>>>
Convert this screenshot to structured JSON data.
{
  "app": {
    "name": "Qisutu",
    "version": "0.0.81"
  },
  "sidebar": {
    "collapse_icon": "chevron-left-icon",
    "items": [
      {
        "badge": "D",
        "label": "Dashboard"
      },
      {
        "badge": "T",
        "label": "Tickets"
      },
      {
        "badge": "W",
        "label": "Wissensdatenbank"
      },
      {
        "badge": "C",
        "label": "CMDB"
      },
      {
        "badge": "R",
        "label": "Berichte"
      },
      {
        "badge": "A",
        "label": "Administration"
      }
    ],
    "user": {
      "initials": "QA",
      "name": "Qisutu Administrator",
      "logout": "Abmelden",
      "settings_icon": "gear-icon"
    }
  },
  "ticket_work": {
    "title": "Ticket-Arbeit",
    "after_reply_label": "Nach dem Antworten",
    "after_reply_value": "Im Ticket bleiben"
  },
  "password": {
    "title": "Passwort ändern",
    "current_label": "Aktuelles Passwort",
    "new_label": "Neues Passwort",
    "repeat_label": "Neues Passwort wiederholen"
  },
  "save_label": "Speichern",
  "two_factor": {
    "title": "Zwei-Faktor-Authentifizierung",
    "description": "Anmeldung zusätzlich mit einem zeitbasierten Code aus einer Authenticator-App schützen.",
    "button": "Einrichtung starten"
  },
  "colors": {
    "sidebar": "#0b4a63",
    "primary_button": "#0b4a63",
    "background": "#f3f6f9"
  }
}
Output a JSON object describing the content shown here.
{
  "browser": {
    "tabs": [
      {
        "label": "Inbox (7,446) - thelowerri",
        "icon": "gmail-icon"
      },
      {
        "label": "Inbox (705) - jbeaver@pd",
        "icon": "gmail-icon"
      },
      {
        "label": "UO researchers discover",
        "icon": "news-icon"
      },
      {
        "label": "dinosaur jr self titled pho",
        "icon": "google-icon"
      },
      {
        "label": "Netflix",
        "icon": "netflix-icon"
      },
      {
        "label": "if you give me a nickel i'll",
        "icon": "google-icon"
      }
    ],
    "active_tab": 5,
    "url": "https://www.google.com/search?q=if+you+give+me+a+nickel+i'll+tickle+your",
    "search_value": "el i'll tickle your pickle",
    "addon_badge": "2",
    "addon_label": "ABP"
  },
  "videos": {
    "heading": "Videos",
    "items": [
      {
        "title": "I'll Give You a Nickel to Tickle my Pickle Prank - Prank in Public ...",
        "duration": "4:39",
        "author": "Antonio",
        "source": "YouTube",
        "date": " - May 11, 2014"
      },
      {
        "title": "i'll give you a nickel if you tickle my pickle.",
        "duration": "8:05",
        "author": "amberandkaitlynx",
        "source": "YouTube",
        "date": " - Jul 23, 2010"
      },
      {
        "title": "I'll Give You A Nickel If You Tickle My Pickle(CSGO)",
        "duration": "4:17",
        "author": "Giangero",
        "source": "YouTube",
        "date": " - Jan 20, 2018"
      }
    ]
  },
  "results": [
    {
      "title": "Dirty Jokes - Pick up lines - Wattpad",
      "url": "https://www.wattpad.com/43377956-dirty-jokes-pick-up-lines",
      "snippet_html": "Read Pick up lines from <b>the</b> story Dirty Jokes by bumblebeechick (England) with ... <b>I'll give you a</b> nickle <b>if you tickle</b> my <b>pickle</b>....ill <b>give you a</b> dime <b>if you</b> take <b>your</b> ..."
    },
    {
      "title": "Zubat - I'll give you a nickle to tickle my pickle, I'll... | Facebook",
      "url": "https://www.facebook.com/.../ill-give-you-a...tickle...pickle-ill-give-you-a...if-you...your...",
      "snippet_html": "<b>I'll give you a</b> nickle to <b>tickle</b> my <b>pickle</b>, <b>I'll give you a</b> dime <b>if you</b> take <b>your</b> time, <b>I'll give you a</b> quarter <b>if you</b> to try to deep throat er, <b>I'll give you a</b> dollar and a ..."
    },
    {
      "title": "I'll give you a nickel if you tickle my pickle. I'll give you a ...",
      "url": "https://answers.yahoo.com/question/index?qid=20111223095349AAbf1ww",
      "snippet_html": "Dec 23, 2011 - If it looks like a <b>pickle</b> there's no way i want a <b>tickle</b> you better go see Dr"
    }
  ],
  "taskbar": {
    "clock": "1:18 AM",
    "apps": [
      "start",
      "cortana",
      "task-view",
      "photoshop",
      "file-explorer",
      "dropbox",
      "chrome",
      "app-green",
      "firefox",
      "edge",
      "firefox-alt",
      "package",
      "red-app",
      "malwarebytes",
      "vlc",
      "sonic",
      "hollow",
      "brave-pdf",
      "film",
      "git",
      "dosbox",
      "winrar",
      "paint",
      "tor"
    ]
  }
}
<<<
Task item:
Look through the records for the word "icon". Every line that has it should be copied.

Task output:
    "collapse_icon": "chevron-left-icon",
      "settings_icon": "gear-icon"
        "icon": "gmail-icon"
        "icon": "gmail-icon"
        "icon": "news-icon"
        "icon": "google-icon"
        "icon": "netflix-icon"
        "icon": "google-icon"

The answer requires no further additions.